-- RECORDS TO USE follows --

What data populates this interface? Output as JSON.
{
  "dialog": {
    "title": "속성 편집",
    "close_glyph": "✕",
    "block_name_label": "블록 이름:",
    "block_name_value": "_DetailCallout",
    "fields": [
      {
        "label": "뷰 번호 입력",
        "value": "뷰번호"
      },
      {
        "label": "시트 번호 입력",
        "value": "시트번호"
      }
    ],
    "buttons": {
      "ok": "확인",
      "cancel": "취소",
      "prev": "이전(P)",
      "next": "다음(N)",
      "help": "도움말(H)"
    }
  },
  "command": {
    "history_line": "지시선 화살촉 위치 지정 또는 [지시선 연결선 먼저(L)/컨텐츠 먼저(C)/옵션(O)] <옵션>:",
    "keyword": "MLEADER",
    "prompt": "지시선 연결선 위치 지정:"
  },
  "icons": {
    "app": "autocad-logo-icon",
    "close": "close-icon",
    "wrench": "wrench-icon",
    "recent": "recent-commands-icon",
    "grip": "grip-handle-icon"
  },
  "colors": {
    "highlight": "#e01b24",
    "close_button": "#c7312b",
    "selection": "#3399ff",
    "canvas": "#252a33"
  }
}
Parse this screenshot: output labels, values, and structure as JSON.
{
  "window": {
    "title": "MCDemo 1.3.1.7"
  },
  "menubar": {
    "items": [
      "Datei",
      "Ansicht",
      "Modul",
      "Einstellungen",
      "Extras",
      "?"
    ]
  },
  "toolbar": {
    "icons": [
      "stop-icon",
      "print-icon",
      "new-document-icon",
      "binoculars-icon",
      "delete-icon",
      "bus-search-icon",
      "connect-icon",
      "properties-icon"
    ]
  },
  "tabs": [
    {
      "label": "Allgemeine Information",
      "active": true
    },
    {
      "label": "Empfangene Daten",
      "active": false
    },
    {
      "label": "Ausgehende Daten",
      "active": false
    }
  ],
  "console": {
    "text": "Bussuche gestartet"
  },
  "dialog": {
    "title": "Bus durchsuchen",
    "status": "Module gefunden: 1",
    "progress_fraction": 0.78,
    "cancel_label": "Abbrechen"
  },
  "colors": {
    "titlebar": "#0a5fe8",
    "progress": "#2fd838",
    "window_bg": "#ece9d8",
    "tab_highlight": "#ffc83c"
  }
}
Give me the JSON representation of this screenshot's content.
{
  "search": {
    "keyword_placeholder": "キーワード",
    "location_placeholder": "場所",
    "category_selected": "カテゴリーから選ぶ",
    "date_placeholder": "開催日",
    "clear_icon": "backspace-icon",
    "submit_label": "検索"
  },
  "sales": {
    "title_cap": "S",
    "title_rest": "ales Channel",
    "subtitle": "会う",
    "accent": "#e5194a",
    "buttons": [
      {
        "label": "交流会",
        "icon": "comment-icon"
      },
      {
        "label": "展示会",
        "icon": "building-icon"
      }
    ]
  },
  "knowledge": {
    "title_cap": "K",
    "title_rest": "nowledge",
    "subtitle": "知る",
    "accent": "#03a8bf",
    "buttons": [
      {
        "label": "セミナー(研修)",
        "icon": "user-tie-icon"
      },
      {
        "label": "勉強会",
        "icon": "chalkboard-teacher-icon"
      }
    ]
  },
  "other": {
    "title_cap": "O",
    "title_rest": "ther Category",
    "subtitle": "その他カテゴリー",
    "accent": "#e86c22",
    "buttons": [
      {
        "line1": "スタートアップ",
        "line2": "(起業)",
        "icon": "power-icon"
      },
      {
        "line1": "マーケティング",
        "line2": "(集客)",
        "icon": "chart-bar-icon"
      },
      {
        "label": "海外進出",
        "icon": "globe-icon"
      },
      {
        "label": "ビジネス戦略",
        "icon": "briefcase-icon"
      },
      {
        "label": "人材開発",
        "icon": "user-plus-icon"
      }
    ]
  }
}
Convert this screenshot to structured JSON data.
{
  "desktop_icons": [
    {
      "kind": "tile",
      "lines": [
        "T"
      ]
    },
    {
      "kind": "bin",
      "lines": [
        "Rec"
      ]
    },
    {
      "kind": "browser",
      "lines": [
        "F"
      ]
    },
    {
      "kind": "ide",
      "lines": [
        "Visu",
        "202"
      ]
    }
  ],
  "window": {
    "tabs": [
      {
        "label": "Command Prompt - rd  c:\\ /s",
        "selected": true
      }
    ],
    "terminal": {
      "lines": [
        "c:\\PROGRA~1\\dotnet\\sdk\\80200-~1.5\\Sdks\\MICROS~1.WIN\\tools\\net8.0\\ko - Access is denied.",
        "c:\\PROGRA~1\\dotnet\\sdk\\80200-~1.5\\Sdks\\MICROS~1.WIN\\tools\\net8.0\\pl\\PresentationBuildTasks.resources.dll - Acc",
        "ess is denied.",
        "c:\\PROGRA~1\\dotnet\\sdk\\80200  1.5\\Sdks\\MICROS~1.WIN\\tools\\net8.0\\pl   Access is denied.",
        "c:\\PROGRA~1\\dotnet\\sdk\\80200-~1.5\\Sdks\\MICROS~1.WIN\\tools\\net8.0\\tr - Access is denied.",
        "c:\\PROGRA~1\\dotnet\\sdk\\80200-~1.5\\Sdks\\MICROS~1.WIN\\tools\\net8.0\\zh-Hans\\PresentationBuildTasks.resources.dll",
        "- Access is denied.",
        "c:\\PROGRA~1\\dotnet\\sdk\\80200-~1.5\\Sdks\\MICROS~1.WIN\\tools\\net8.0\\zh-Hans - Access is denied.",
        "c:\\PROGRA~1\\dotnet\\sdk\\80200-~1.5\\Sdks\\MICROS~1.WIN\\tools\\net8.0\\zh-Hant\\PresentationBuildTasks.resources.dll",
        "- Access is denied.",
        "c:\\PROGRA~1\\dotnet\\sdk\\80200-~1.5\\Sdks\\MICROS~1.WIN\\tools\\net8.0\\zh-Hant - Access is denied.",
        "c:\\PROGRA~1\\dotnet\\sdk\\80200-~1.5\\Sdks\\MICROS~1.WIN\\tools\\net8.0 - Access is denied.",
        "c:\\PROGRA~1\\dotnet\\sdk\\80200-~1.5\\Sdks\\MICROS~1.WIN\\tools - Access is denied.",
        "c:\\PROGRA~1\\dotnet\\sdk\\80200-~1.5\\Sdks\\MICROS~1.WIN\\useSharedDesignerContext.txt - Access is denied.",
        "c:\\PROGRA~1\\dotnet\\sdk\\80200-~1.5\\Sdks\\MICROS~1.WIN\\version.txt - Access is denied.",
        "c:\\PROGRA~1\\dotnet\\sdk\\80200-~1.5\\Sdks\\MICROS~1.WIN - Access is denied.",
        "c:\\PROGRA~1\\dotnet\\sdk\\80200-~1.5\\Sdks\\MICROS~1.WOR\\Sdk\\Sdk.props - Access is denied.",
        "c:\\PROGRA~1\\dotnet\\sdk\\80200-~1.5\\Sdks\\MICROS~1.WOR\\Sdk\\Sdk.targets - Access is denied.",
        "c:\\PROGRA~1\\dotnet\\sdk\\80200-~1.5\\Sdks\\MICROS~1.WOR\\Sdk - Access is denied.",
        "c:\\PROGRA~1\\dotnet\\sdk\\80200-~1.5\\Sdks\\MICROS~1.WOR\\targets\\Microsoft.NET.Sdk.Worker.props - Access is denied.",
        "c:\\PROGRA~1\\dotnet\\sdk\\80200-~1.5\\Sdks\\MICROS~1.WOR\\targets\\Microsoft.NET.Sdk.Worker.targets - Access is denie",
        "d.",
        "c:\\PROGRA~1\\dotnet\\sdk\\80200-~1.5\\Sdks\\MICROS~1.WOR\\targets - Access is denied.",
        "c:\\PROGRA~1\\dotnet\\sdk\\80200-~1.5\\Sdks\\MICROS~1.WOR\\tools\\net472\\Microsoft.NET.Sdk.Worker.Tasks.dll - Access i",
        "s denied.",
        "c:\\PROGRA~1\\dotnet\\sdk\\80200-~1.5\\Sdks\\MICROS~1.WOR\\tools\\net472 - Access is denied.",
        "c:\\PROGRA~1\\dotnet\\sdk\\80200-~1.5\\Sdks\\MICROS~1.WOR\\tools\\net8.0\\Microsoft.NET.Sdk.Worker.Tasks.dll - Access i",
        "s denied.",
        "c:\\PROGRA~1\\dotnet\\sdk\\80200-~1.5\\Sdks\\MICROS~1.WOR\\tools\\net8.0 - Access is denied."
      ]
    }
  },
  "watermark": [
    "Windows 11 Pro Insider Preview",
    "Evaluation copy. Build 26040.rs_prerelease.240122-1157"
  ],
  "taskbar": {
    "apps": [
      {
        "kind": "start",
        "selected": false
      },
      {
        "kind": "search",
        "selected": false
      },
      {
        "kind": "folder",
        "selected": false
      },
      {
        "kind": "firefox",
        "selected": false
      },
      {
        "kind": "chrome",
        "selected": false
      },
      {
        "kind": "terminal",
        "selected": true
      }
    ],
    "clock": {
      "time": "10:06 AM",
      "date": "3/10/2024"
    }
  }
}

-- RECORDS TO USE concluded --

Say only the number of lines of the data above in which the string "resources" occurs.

3